The package edge connector’s pins provide these endpoints. You can run an auto-router, any of the interactive or auto-interactive routing tools, or your own algorithms to run the routes. If they get to the edge connector pin successfully, again, you know they are right.
Finally, since you know where the endpoint is in both modules, you can make calculations for total propagation delay, relative prop delay, etc. As you tighten up and complete the routing in one instance, you can take those results and use them to update the allowable delays and tolerances in the next. Balance where you add and delay and phase tuning to ideal locations (maybe you need some on the east side of this instance and others on the west side of the next in order to fit everything in).
Great question! If you are, indeed, making a 10x10 array of these modules, why not simply place all hundred dies into the same instance and route them together? I could share many reasons with you, but I will give you the top ones for me. Feel free to add your own:
Faster validation of changes. Since you know each instance is identical, you need not run checks on the entire wafer map. Run a single instance, instead, and know you’ve caught 95% or more of the violations,

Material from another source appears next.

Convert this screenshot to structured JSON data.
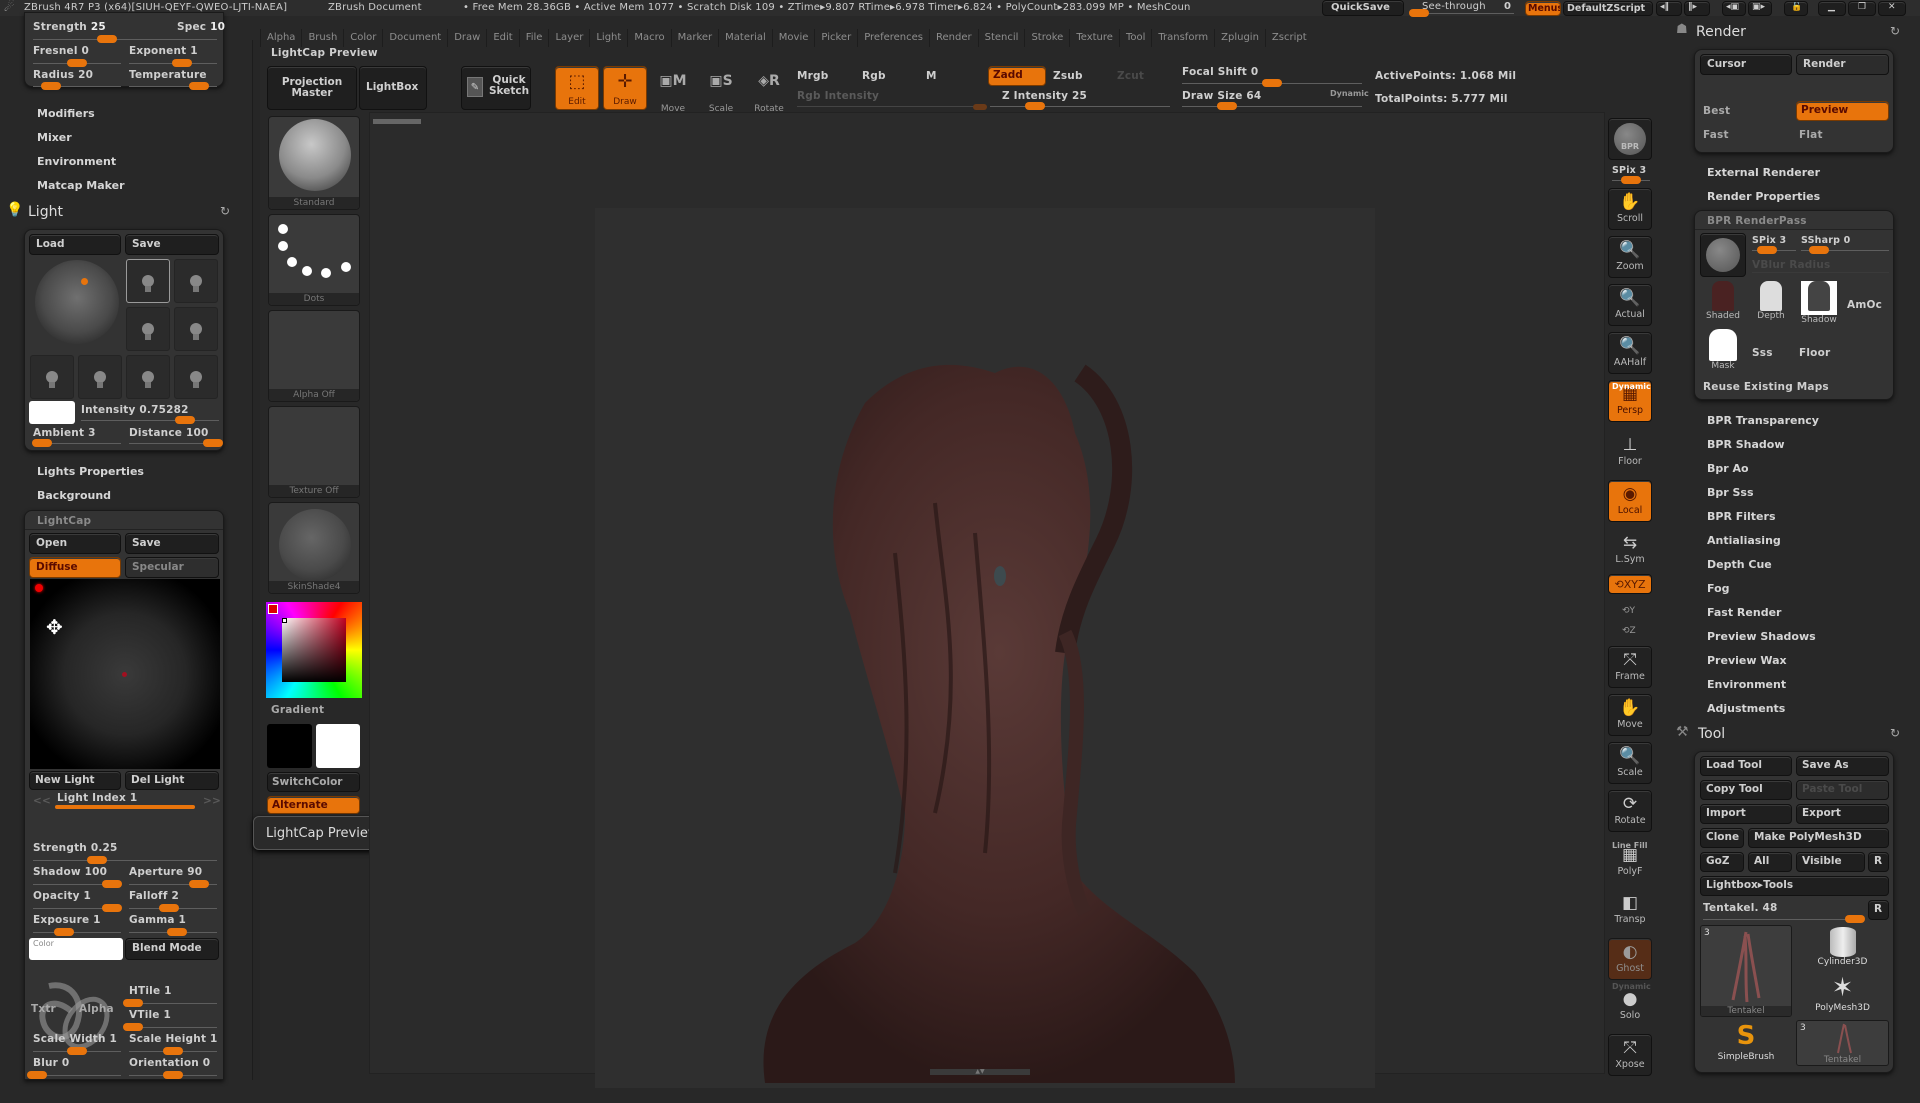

If I have a DRC violation in one instance, correcting it there corrects all 100 cells. I only need to fix a problem one time,
When the next iteration of the design starts and I need a 20x20 array, no work needs to be done. Just define a larger matrix of your existing instance,
Less names to worry about in the design, less instances to refresh on an ECO. Less… everything (except productivity), really.
Many tools, like the Cadence Virtuoso platform, can define a matrix of cells. If you turn your instance here into an OpenAccess cell layout then step-and-repeat it to create the completed large design, it can use a hierarchy for the GDSII data and other areas to create a smaller design with increased hierarchy.
I hope the brief introduction to edge connectors, available today in the SPB 17.4 release of Allegro Package Designer Plus, will give you ideas on how to improve your performance while saving you manual work!